“I’ve been blessed with an amazing group of supporters whom I can turn to for all my questions,” she says. “I can’t imagine where I would be without them.”
One of the great things about getting involved with dog sports is meeting new people and being able to benefit from their experience and expertise. Wallace encourages kids and teens to remember that “it’s OK to not know everything and to need help” and wants local kennel clubs to make events welcoming and accessible.
She also asks that adults involved in dog sports be kind and welcoming. “The dog world can be intimidating, and I don’t think I would’ve continued sports without supportive adults near me,” she says.
If possible, she recommends finding clubs with reduced junior handler rates to enter their trials, as the “entry fees add up quickly and it gets really expensive to enter shows.”
A Life-Changing Sport
For Wallace, dog training has not only been a hobby, but it has also changed all aspects of her life. “Dog training, in general, has really helped me become more responsible and confident,” she says.
Wallace credits participating in AKC Events to shifting the way she’s able to relate to others and the world around her. As an introverted person, dog sports have forced her to step out of her comfort zone for the better.
Wallace is looking forward to finishing high school and spending more time training and competing with her dogs. She and Zeus are close to qualifying for AKC Nationals, so she hopes to show enough to do so and travel more for shows. With her puppy Bellatrix, Wallace is focused on foundation training and hopes to one day compete at the national level together. “I’m mainly just focusing on my dogs and school,” she says. “I’m always trying to keep improving.”

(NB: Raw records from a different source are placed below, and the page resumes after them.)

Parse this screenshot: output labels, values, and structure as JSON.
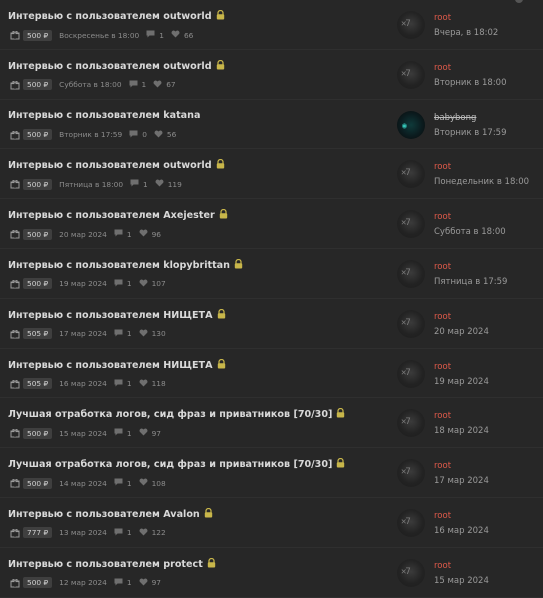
{
  "colors": {
    "background": "#272727",
    "username": "#e05a4a",
    "lock": "#c8b64a",
    "price_bg": "#3f3f3f"
  },
  "icons": {
    "lock": "lock-icon",
    "gift": "gift-icon",
    "comment": "comment-icon",
    "like": "heart-icon"
  },
  "threads": [
    {
      "title": "Интервью с пользователем outworld",
      "locked": true,
      "price": "500 ₽",
      "date": "Воскресенье в 18:00",
      "comments": "1",
      "likes": "66",
      "user": "root",
      "last_date": "Вчера, в 18:02",
      "banned": false
    },
    {
      "title": "Интервью с пользователем outworld",
      "locked": true,
      "price": "500 ₽",
      "date": "Суббота в 18:00",
      "comments": "1",
      "likes": "67",
      "user": "root",
      "last_date": "Вторник в 18:00",
      "banned": false
    },
    {
      "title": "Интервью с пользователем katana",
      "locked": false,
      "price": "500 ₽",
      "date": "Вторник в 17:59",
      "comments": "0",
      "likes": "56",
      "user": "babybong",
      "last_date": "Вторник в 17:59",
      "banned": true
    },
    {
      "title": "Интервью с пользователем outworld",
      "locked": true,
      "price": "500 ₽",
      "date": "Пятница в 18:00",
      "comments": "1",
      "likes": "119",
      "user": "root",
      "last_date": "Понедельник в 18:00",
      "banned": false
    },
    {
      "title": "Интервью с пользователем Axejester",
      "locked": true,
      "price": "500 ₽",
      "date": "20 мар 2024",
      "comments": "1",
      "likes": "96",
      "user": "root",
      "last_date": "Суббота в 18:00",
      "banned": false
    },
    {
      "title": "Интервью с пользователем klopybrittan",
      "locked": true,
      "price": "500 ₽",
      "date": "19 мар 2024",
      "comments": "1",
      "likes": "107",
      "user": "root",
      "last_date": "Пятница в 17:59",
      "banned": false
    },
    {
      "title": "Интервью с пользователем НИЩЕТА",
      "locked": true,
      "price": "505 ₽",
      "date": "17 мар 2024",
      "comments": "1",
      "likes": "130",
      "user": "root",
      "last_date": "20 мар 2024",
      "banned": false
    },
    {
      "title": "Интервью с пользователем НИЩЕТА",
      "locked": true,
      "price": "505 ₽",
      "date": "16 мар 2024",
      "comments": "1",
      "likes": "118",
      "user": "root",
      "last_date": "19 мар 2024",
      "banned": false
    },
    {
      "title": "Лучшая отработка логов, сид фраз и приватников [70/30]",
      "locked": true,
      "price": "500 ₽",
      "date": "15 мар 2024",
      "comments": "1",
      "likes": "97",
      "user": "root",
      "last_date": "18 мар 2024",
      "banned": false
    },
    {
      "title": "Лучшая отработка логов, сид фраз и приватников [70/30]",
      "locked": true,
      "price": "500 ₽",
      "date": "14 мар 2024",
      "comments": "1",
      "likes": "108",
      "user": "root",
      "last_date": "17 мар 2024",
      "banned": false
    },
    {
      "title": "Интервью с пользователем Avalon",
      "locked": true,
      "price": "777 ₽",
      "date": "13 мар 2024",
      "comments": "1",
      "likes": "122",
      "user": "root",
      "last_date": "16 мар 2024",
      "banned": false
    },
    {
      "title": "Интервью с пользователем protect",
      "locked": true,
      "price": "500 ₽",
      "date": "12 мар 2024",
      "comments": "1",
      "likes": "97",
      "user": "root",
      "last_date": "15 мар 2024",
      "banned": false
    }
  ]
}
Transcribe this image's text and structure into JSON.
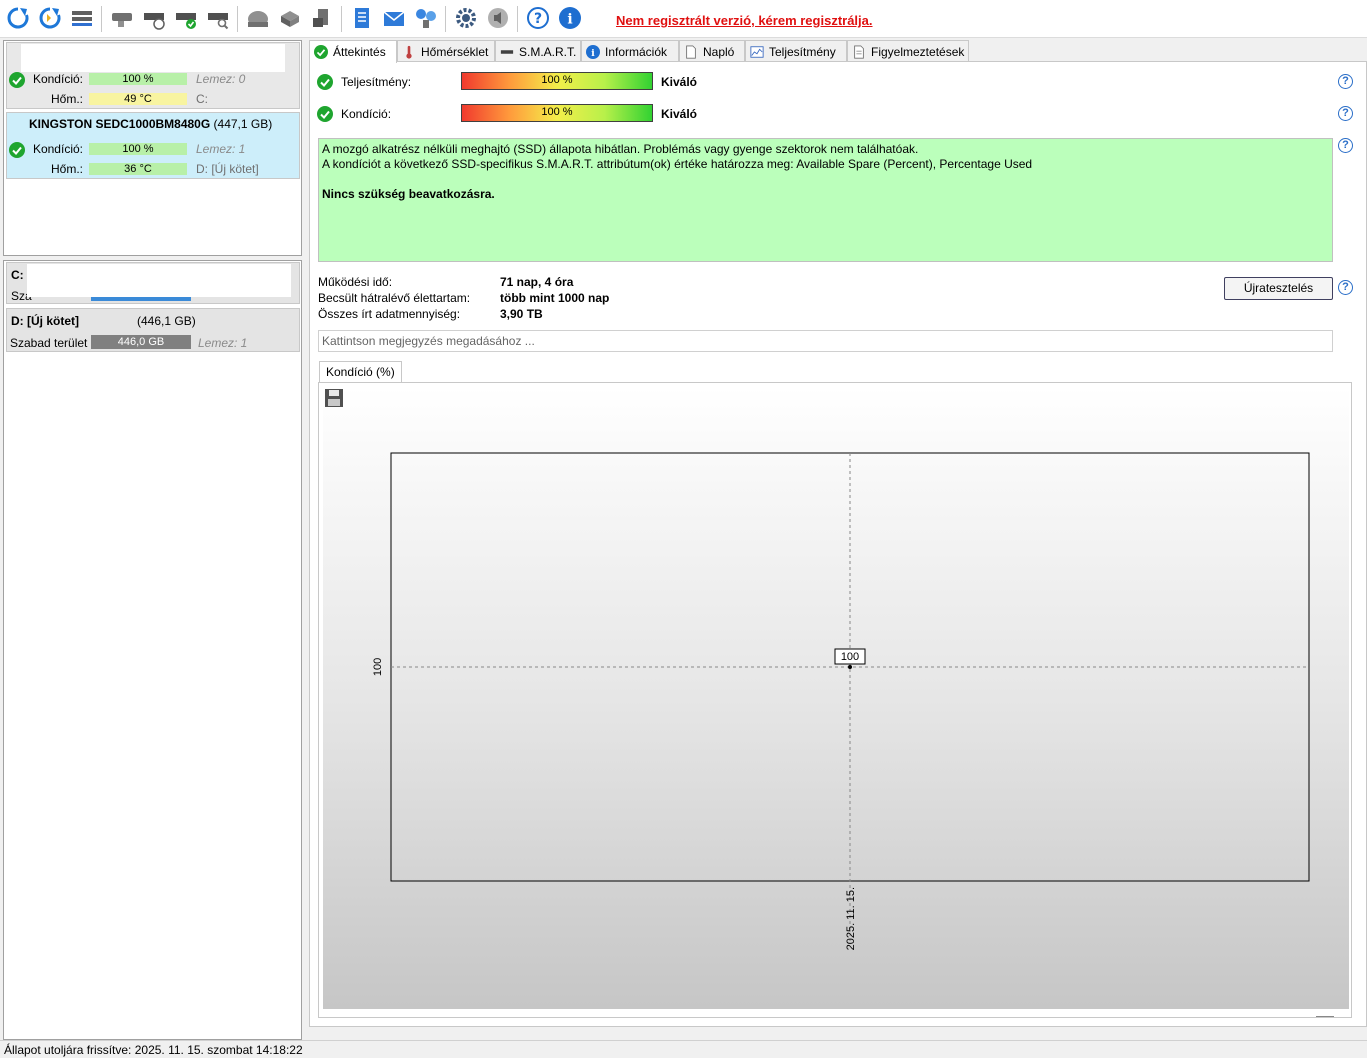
{
  "toolbar": {
    "unregistered_notice": "Nem regisztrált verzió, kérem regisztrálja.",
    "icons": [
      "refresh-icon",
      "refresh-all-icon",
      "drive-list-icon",
      "disk-icon",
      "disk-schedule-icon",
      "disk-check-icon",
      "disk-search-icon",
      "cloud-disk-icon",
      "network-disk-icon",
      "external-disk-icon",
      "notes-icon",
      "mail-icon",
      "network-icon",
      "settings-icon",
      "speaker-icon",
      "help-icon",
      "info-icon"
    ]
  },
  "disks": [
    {
      "condition_label": "Kondíció:",
      "condition_value": "100 %",
      "temp_label": "Hőm.:",
      "temp_value": "49 °C",
      "disk_index": "Lemez: 0",
      "volume": "C:"
    },
    {
      "name": "KINGSTON SEDC1000BM8480G",
      "capacity": "(447,1 GB)",
      "condition_label": "Kondíció:",
      "condition_value": "100 %",
      "temp_label": "Hőm.:",
      "temp_value": "36 °C",
      "disk_index": "Lemez: 1",
      "volume": "D: [Új kötet]"
    }
  ],
  "volumes": [
    {
      "name": "C:",
      "free_label": "Sza"
    },
    {
      "name": "D: [Új kötet]",
      "size": "(446,1 GB)",
      "free_label": "Szabad terület",
      "free_value": "446,0 GB",
      "disk_index": "Lemez: 1"
    }
  ],
  "tabs": [
    {
      "label": "Áttekintés",
      "active": true
    },
    {
      "label": "Hőmérséklet"
    },
    {
      "label": "S.M.A.R.T."
    },
    {
      "label": "Információk"
    },
    {
      "label": "Napló"
    },
    {
      "label": "Teljesítmény"
    },
    {
      "label": "Figyelmeztetések"
    }
  ],
  "overview": {
    "performance_label": "Teljesítmény:",
    "performance_value": "100 %",
    "performance_percent": 100,
    "performance_rating": "Kiváló",
    "condition_label": "Kondíció:",
    "condition_value": "100 %",
    "condition_percent": 100,
    "condition_rating": "Kiváló",
    "status_line1": "A mozgó alkatrész nélküli meghajtó (SSD) állapota hibátlan. Problémás vagy gyenge szektorok nem találhatóak.",
    "status_line2": "A kondíciót a következő SSD-specifikus S.M.A.R.T. attribútum(ok) értéke határozza meg:  Available Spare (Percent), Percentage Used",
    "status_line3": "Nincs szükség beavatkozásra.",
    "uptime_label": "Működési idő:",
    "uptime_value": "71 nap, 4 óra",
    "remaining_label": "Becsült hátralévő élettartam:",
    "remaining_value": "több mint 1000 nap",
    "written_label": "Összes írt adatmennyiség:",
    "written_value": "3,90 TB",
    "retest_button": "Újratesztelés",
    "note_placeholder": "Kattintson megjegyzés megadásához ...",
    "help": "?"
  },
  "chart_tab_label": "Kondíció  (%)",
  "chart_data": {
    "type": "line",
    "x": [
      "2025. 11. 15."
    ],
    "series": [
      {
        "values": [
          100
        ]
      }
    ],
    "y_tick_labels": [
      "100"
    ],
    "x_tick_labels": [
      "2025. 11. 15."
    ],
    "point_labels": [
      "100"
    ],
    "grid": true
  },
  "statusbar": {
    "text": "Állapot utoljára frissítve: 2025. 11. 15. szombat 14:18:22"
  },
  "colors": {
    "accent_blue": "#2a6ec8",
    "ok_green": "#1fa52f",
    "status_bg": "#bbffbb",
    "warning_red": "#e01010"
  }
}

Getting Started in AKC Juniors
Teens and children under 18 have the chance to learn about good sportsmanship, dogs, and dog shows, and develop their handling skills with the AKC Juniors Program.
Juniors are eligible to compete in Showmanship, Obedience, Agility, Rally, Tracking, Hunt Tests, Herding, Field Trials, Earthdog, Lure Coursing, Coursing Ability, Coonhound Events, and more. There is no minimum age requirement for sports other than Showmanship (where you must be nine).
If your child is interested in becoming a junior, they should first watch a dog show and sign up for a class. Juniors under 18 years old can sign up for a Junior Handler number here. This number will let them both take classes and compete.
Junior participation in AKC sports will be recognized through the AKC Junior Recognition Program and at the end of the year, AKC will award the Junior Versatility Awards and Scholarships. You can go to this link to learn more about the AKC Junior Recognition Program.